12:10 The PM calls for a convening of the National Security Council.
13:01 The National Security Council is convened. Missing are Foreign Minister Gemba Koichiro (in Washington) and National Public Safety Commission Chairman and State Minister for North Korean Abductions Yamaoka Kenji (in his Tochigi Prefecture constituency on a political tour).
13:30 Fujimura holds a press conference on the news.
Now it must be said that Yamaoka's not returning to the capital in time for the Security Council meeting looks incredibly bad. Then again, since he has been censured by the House of Councillors and is thus on track to resign from his positions in the government (perhaps now a near certainty, despite his being Ozawa Ichiro's right hand man), his absence was not much of a loss.

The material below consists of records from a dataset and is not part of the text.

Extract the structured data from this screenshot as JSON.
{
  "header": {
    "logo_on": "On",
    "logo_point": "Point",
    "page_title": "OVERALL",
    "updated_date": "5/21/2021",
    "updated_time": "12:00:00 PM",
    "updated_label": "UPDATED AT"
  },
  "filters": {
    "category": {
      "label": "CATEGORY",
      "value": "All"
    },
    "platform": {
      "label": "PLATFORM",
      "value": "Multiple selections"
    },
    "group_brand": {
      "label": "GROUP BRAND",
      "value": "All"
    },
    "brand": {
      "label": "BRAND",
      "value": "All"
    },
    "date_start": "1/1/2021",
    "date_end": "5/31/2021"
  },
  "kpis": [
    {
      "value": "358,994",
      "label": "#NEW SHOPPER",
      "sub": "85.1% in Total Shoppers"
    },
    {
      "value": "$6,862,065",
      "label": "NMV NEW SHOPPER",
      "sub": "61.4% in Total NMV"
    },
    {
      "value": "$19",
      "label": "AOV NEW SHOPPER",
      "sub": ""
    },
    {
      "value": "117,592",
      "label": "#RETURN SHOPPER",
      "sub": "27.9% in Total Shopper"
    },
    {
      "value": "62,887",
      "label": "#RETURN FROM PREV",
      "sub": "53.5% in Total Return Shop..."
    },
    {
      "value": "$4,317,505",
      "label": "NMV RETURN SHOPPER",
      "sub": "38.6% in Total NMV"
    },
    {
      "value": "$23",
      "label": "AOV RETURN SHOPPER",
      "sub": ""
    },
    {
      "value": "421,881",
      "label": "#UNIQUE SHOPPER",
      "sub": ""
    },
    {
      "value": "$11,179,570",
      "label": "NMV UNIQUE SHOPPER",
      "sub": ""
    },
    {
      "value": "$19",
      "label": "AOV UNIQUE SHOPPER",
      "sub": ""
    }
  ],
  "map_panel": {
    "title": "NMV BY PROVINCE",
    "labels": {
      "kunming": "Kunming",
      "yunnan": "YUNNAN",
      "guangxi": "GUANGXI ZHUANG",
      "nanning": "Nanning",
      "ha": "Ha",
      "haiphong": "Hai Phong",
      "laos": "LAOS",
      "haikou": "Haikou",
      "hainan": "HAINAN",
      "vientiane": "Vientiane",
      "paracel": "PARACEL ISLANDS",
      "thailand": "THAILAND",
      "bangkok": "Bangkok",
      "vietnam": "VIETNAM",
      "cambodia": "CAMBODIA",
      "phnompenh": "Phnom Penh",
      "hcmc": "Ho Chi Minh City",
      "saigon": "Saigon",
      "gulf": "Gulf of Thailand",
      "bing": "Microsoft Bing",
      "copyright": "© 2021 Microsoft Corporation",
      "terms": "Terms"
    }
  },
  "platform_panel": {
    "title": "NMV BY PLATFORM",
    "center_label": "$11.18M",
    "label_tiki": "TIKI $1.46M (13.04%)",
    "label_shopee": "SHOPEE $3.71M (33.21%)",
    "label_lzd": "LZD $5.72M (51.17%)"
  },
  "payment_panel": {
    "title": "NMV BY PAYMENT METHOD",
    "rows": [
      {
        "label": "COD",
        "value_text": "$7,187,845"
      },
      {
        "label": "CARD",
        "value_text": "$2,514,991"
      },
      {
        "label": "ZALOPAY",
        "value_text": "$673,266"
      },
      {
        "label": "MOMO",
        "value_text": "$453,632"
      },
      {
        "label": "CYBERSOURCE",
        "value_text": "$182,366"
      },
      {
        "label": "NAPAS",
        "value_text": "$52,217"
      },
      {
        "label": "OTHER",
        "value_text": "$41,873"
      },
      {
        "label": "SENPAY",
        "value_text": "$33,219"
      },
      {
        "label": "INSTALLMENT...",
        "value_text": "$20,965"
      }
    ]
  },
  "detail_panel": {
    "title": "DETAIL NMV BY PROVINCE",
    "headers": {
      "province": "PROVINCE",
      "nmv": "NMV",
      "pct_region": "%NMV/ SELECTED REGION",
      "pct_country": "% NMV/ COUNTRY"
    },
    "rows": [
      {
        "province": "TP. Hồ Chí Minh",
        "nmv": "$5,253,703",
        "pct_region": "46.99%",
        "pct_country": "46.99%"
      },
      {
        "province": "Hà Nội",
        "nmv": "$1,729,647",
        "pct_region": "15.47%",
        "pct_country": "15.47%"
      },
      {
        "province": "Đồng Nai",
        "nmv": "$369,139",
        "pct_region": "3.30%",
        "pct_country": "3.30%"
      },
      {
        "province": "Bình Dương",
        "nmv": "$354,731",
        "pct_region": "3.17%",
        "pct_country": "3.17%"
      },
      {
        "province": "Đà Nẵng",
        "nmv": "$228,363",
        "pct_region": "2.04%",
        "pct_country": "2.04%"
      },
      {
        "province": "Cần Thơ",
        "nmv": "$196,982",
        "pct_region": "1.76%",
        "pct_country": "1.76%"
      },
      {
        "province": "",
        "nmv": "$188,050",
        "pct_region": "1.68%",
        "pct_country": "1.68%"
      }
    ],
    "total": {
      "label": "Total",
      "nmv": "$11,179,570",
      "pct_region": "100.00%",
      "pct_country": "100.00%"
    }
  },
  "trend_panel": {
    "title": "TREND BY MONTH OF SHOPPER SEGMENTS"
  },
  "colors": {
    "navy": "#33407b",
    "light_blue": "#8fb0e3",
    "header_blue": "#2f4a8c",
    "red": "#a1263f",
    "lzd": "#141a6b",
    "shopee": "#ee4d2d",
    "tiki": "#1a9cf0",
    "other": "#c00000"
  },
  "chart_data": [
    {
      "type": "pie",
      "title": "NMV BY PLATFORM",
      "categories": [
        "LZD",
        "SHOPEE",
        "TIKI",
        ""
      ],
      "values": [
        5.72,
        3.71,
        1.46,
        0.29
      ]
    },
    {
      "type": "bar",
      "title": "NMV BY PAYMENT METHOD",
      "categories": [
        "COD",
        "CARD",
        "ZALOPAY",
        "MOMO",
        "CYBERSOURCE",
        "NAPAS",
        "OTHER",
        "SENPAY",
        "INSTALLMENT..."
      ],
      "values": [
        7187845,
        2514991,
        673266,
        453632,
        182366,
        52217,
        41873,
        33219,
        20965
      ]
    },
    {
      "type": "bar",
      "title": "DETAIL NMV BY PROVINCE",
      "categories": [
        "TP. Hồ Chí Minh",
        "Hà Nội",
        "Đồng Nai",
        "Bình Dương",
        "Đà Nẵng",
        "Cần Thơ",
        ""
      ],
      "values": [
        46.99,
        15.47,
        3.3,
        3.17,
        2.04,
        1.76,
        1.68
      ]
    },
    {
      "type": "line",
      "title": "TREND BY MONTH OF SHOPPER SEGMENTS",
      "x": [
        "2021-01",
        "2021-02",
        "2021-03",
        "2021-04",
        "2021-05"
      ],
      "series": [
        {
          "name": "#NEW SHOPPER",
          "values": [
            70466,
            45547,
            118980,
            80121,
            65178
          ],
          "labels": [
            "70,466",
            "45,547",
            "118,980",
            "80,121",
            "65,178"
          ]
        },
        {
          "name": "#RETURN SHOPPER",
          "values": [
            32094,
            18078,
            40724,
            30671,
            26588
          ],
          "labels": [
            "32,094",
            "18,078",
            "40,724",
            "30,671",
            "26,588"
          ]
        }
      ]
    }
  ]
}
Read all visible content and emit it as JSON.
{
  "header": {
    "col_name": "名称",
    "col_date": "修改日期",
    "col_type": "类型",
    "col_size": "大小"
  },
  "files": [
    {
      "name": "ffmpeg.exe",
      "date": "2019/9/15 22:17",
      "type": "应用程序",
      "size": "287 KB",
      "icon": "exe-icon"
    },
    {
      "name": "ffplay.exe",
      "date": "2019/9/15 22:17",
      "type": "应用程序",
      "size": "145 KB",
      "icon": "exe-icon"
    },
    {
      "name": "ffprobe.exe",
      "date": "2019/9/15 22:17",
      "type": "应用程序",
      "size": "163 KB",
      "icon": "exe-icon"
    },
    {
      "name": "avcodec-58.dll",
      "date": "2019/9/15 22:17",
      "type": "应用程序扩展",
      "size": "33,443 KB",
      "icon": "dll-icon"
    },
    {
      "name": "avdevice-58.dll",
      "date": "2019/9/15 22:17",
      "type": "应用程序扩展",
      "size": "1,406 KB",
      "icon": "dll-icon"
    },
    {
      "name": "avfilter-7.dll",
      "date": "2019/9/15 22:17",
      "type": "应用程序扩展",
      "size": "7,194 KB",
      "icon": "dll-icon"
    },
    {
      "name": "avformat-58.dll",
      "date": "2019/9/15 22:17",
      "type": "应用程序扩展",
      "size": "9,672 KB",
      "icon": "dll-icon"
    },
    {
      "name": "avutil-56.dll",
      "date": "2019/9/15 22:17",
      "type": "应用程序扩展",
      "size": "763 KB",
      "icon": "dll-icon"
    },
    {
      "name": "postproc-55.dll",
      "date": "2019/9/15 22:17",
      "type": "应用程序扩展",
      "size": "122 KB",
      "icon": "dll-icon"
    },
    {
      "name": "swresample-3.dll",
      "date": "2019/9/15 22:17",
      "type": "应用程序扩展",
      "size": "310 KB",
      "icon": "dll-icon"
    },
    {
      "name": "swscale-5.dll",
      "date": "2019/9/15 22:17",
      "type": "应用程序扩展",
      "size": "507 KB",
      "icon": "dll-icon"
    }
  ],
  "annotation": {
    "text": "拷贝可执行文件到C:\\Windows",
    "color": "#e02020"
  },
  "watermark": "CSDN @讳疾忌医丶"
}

In truth, the Noda government's unperturbed attitude toward the surprise announcement of Kim Jong-il's death shows it has its priorities straight, not backwards.
First, the prospect of an announcement from North Korea did not drive the Prime Minister's Office into a tizzy. The Prime Minister and the government went about their business, until such time as a real security threat had been confirmed. Instead, the prime minister in particular concentrated on the important task of winning public support for his painful and fundamental reforms of the Japanese economy and public services, a herculean task.
Second, the absence of vital members of the National Security Council, indeed the members most directly involved with the response to national security threats, did not affect the functioning of the Council. Some effort was probably made to whisk Yamaoka back to Tokyo in time for the meeting but when it was clear he was not going to make it, the meeting went on without him.
This is a demonstration of a government in control, not out of touch. It focused on the nation's fundamental and chronic problems, not the sudden irruption of an event that it had no control over, had no obvious consequences and required no specific action (read the list of what the Japanese government committed itself to doing posthaste here - hat tip to Japan Real Time).
The LDP and the New Komeito are just barking -- but their barking will likely be heard by their friends in Washington, who are banking on the LDP-New Komeito coalition's return to power next year.
Later - In reconstructing what went wrong with the summoning of Yamaoka back to the capital following the DPRK's 10:00 a.m. alert as to a coming special announcement, the government has determined that the fault lay with the staff at the Prime Minister's Residence, who failed to contact Yamaoka in a timely fashion (J). Chief Cabinet Secretary Fujimura has apologized for this failure, absolving Yamaoka of any responsibility.
Lest anyone argue that this apology undermines my thesis, please note that this was clearly an error in execution, not in priorities.